If Senate Majority Leader Mitch McConnell (R-Ky.) is complicit in or votes for the impeachment of President Donald Trump, "it will destroy the Republican Party," said Sen. Rand Paul (R-Ky.), who added that "a third of the Republicans will leave the party."
On FNC's Ingraham Angle, Jan. 15, host Laura Ingraham asked Paul, "Are you surprised that your colleague, Mitch McConnell, at least has left open the possibility that there will be a Senate trial, and when Trump is already in Florida?"
Senator Paul said, "Well, I don't often get asked my advice from leadership [on] how they should react. But my unsolicited suggestion would be this: They will destroy the Republican Party."
"If leadership is complicit with an impeachment or if leadership votes for an impeachment, they would destroy the party," said Paul. "And like I say, I have opposed President Trump when I thought he was wrong. I've been for him when he was right. We did a lot of good things throughout the Trump presidency."
"And impeachment is purely a partisan thing," he said. "It's for these moral, 'Oh, I'm so much better than you, and you're a bad person because I'm so moral.' These are the kind of people that are going to do this."
Paul continued, "Look, I didn't agree with the [Electoral College] fight that happened last week. I voted against overturning the election. But at the same time, the impeachment is a wrongheaded partisan notion."
"But if Republicans go along with it, it'll destroy the party," he said. "A third of the Republicans will leave the party. I mean, this is why it was a right or wrong debate. Yes--"
Ingraham interjected, "Goodbye, donors."
"This isn't about, any more about the Electoral College," said the senator. "It's about the future of the party and whether you're going to ostracize and excommunicate President Trump from the party. Well, guess what? Millions of his fans will leave as well."
Ingraham then said, "American voters who supported President Trump will feel that they've been impeached and called a white supremacist, too. Senator, thanks for what you're doing to protect civil liberties. We hope you stay on it."
After the House voted to impeach Trump on one charge last week, Sen. McConnell (R-Ky.) sent a letter to his GOP colleagues stating, “I have not made a final decision on how I will vote [on impeachment] and I intend to listen to the legal arguments when they are presented to the Senate."

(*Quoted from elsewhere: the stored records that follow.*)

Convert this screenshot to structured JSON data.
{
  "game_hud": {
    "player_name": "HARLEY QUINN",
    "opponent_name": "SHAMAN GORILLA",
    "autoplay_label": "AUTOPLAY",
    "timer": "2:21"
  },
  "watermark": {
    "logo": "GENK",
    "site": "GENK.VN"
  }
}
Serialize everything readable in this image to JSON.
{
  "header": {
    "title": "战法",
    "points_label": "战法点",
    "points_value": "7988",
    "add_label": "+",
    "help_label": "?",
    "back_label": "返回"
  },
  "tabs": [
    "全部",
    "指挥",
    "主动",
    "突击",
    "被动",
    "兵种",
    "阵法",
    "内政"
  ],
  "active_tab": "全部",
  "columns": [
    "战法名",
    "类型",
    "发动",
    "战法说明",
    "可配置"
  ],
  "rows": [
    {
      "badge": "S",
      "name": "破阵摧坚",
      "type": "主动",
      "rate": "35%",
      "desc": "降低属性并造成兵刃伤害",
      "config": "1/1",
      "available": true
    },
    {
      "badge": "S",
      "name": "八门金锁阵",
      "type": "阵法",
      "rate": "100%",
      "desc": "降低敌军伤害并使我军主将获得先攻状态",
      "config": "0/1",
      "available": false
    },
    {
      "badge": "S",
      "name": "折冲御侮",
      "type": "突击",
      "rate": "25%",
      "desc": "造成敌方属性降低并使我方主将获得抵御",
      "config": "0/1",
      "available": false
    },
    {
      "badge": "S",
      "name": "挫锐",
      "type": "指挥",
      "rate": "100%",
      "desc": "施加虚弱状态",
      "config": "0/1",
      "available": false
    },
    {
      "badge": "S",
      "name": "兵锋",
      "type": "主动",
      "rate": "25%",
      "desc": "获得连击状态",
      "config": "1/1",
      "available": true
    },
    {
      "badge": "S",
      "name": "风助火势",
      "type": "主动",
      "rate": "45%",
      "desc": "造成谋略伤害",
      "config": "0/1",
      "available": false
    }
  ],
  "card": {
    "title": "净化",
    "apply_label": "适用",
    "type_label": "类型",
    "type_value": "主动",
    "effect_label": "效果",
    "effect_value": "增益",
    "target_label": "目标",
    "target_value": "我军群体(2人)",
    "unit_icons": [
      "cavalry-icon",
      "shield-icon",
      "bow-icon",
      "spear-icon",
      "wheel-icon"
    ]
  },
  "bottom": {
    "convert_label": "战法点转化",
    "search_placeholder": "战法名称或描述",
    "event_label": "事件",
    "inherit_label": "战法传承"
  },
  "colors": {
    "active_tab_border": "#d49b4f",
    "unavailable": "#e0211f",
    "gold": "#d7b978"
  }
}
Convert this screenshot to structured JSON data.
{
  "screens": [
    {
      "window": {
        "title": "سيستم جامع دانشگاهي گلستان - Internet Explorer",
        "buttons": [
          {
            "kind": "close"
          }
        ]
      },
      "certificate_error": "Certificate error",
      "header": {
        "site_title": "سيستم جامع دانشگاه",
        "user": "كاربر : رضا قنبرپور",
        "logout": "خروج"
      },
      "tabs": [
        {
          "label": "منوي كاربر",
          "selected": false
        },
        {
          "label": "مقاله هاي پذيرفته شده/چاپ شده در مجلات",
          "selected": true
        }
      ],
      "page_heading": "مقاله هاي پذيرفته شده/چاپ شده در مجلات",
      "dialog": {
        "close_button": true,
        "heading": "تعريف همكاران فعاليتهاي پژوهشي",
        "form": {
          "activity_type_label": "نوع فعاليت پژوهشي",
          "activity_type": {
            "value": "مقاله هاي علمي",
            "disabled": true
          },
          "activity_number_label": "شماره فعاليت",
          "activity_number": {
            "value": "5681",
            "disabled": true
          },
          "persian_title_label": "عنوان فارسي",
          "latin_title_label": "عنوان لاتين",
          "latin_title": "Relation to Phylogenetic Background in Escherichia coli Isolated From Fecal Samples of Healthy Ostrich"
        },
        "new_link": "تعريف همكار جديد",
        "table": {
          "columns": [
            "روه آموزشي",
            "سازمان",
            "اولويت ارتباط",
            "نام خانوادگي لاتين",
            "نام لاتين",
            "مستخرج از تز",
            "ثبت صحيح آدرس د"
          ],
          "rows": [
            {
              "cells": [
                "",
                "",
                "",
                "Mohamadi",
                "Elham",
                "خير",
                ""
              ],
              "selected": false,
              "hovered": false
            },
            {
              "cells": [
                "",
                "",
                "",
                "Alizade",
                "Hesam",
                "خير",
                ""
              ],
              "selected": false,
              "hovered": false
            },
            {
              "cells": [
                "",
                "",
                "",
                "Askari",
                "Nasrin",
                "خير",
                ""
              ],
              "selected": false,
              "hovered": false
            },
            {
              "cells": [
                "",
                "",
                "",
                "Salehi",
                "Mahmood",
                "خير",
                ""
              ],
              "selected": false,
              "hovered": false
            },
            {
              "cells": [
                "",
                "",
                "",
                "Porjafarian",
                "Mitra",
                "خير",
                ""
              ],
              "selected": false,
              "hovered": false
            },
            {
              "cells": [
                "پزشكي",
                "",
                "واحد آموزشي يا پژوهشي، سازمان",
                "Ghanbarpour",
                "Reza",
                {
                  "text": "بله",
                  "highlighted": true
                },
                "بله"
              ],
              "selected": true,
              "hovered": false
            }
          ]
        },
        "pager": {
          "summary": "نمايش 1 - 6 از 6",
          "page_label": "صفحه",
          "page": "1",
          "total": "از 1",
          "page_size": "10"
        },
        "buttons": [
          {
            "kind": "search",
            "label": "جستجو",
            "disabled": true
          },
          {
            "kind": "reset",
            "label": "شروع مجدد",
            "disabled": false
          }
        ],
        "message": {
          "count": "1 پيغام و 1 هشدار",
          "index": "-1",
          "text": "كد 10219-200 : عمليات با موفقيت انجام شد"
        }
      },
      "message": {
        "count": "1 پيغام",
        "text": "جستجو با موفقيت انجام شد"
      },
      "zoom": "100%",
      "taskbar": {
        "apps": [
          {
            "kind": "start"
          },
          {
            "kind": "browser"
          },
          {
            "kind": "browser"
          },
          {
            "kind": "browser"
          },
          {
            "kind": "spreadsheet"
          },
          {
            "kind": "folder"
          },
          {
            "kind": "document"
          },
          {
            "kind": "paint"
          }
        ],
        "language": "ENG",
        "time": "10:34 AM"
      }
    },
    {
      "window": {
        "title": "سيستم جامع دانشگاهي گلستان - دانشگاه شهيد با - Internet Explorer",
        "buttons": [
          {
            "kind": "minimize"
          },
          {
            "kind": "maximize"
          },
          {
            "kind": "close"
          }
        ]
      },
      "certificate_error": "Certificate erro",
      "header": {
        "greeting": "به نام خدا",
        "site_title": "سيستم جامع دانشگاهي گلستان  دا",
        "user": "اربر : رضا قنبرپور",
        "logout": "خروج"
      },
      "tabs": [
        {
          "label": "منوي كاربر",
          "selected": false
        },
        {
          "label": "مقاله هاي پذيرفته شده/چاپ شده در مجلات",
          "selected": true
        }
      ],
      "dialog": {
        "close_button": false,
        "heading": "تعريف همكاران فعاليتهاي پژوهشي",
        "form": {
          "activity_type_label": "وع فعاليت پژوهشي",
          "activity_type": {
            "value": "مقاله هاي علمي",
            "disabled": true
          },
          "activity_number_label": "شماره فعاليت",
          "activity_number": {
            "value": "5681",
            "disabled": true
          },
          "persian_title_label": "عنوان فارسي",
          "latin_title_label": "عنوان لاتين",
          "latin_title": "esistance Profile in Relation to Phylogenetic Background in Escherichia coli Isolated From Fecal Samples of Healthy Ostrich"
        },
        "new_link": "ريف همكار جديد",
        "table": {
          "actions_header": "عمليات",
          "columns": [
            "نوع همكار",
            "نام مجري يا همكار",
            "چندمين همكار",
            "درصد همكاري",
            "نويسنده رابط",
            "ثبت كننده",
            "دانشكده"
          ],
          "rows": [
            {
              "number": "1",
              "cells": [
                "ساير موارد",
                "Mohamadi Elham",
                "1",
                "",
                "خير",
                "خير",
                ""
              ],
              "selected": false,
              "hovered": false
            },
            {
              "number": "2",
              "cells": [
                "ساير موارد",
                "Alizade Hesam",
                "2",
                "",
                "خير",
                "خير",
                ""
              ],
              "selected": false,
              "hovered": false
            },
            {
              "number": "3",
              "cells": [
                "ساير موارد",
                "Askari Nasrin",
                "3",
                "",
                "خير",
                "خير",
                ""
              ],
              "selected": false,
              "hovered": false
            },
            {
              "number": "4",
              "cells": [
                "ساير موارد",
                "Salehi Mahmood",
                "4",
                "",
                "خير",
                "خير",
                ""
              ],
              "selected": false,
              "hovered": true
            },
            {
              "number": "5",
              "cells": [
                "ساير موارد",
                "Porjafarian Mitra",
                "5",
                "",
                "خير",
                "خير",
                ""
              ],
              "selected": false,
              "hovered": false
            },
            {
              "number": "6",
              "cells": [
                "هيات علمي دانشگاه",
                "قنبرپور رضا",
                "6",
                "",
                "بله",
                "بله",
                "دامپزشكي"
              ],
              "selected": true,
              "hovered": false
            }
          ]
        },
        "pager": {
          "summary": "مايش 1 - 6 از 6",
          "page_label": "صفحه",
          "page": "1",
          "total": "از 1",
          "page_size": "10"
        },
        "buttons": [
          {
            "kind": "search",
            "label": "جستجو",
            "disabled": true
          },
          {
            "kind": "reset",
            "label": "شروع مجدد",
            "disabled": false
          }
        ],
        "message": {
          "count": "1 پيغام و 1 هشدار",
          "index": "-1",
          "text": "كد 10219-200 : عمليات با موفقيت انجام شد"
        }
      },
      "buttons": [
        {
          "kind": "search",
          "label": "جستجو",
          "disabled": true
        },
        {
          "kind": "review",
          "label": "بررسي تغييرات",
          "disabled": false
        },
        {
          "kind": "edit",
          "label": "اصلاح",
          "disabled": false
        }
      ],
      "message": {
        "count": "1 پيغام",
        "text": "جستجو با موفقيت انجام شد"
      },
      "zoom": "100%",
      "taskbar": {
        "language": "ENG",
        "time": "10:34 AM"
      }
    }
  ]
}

In a floor speech on Jan. 19, McConnell said, “The last time the Senate convened, we had just reclaimed the Capitol from violent criminals … the mob was fed lies. They were provoked by the president and other powerful people. And they tried to use fear and violence to stop a specific proceeding … but we pressed on.”
Senator Chuck Schumer (D-N.Y.), the incoming leader of the U.S. Senate, has said, “Make no mistake, there will be an impeachment trial in the United States Senate. ... If the president is convicted, there will be a vote on barring him from running again.”